In the month of August and with the Olympics very much in mind, we should be reminded of one William “Billy” Fiske. An American, he was a double Olympic gold medal winner in Bobsleighing (winter). Until 1992, he was the youngest gold medal winner ever at 16 years old in 1928. 

He studied economics and history at Cambridge and eventually married Rose Bingham, Countess of Warwick whilst in England. In 1939, back in England, he became the first US citizen to join the RAF after the outbreak of WWII. In July 1940 he was serving in 601 Squadron, based at nearby Tangmere.

On the 16th August 1940 Billy Fiske, flying a Hurricane aircraft, took off as enemy dive-bombers came in over Selsey to bomb Tangmere airfield.  The enemy were chased off but Fiske’s plane had been hit through the fuel tank and was on fire. He managed to get his plane back to Tangmere but had to be extracted, with bad burns. He was rushed to The Royal West Sussex Hospital in Chichester but died

48 hours later. He was just 29 years old.

He was buried in the SE corner of the churchyard of the lovely Boxgrove Priory, just East of Chichester, on 20th August 1940 with both British and US military flags. In 2008 a new stained glass window was installed in the south aisle in the Priory church and displays a Hurricane airplane along with the Stars and Stripes. “An American Citizen killed while flying in combat in the Battle of Britain”
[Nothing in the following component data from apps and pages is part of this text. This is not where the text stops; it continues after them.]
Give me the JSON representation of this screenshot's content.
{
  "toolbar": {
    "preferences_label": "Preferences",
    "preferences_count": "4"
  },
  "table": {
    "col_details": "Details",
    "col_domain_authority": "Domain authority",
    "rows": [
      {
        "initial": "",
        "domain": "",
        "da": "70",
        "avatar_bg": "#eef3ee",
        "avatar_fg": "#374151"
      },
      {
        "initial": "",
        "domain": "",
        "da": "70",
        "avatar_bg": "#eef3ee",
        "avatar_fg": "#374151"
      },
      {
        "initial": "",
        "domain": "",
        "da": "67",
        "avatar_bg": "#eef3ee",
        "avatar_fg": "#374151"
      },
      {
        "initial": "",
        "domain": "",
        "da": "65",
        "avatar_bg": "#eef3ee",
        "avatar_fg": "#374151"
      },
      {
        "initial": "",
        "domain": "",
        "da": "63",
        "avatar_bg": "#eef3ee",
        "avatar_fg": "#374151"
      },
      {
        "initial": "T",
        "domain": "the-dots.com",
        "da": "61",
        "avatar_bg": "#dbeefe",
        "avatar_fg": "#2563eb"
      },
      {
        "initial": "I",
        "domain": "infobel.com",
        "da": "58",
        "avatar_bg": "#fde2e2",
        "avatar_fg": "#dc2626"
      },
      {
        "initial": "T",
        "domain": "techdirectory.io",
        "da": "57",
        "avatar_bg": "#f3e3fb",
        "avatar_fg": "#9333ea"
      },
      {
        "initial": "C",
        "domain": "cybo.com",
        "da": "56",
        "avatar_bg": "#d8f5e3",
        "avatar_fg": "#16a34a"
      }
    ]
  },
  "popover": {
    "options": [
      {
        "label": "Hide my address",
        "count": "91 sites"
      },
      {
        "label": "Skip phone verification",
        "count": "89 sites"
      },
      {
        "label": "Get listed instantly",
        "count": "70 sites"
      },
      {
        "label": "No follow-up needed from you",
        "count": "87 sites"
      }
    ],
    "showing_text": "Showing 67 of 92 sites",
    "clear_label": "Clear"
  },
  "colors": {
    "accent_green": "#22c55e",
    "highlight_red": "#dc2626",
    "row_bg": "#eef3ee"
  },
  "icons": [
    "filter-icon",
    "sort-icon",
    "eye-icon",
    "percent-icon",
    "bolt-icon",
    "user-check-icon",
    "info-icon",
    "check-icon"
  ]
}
He is honoured as the first American Airman in British service to die in WWII.